■ What is being asked ■
Copy each line of the material in which the word "this" appears.

------------------------------------------------------------

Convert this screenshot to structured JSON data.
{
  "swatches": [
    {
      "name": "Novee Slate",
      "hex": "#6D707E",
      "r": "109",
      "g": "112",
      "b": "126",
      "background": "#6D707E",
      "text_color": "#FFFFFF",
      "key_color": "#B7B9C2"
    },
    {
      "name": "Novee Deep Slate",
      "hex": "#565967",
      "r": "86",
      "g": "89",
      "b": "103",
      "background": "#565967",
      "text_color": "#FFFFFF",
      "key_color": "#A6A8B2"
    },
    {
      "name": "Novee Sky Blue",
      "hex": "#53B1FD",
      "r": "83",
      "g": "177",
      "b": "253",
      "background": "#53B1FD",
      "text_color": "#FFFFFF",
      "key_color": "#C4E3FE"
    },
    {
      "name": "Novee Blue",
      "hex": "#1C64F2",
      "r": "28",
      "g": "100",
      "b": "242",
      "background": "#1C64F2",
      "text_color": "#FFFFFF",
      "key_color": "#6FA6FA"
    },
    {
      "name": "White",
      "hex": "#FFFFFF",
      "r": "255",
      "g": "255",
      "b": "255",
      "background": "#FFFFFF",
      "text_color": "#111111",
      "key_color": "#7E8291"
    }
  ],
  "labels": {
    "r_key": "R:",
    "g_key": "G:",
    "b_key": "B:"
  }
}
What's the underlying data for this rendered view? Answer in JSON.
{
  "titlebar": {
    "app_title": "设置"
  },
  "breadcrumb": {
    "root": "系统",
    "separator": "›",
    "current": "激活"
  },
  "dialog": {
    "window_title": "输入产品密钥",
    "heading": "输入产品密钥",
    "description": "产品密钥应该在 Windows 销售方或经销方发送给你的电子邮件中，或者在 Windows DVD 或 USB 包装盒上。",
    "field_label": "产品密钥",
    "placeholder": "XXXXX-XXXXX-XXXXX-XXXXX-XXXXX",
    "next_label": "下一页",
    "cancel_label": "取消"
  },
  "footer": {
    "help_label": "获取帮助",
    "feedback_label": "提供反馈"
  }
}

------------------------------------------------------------

■ Exercise response ■
Convert this screenshot to structured JSON data.
What's the underlying data for this rendered view? Answer in JSON.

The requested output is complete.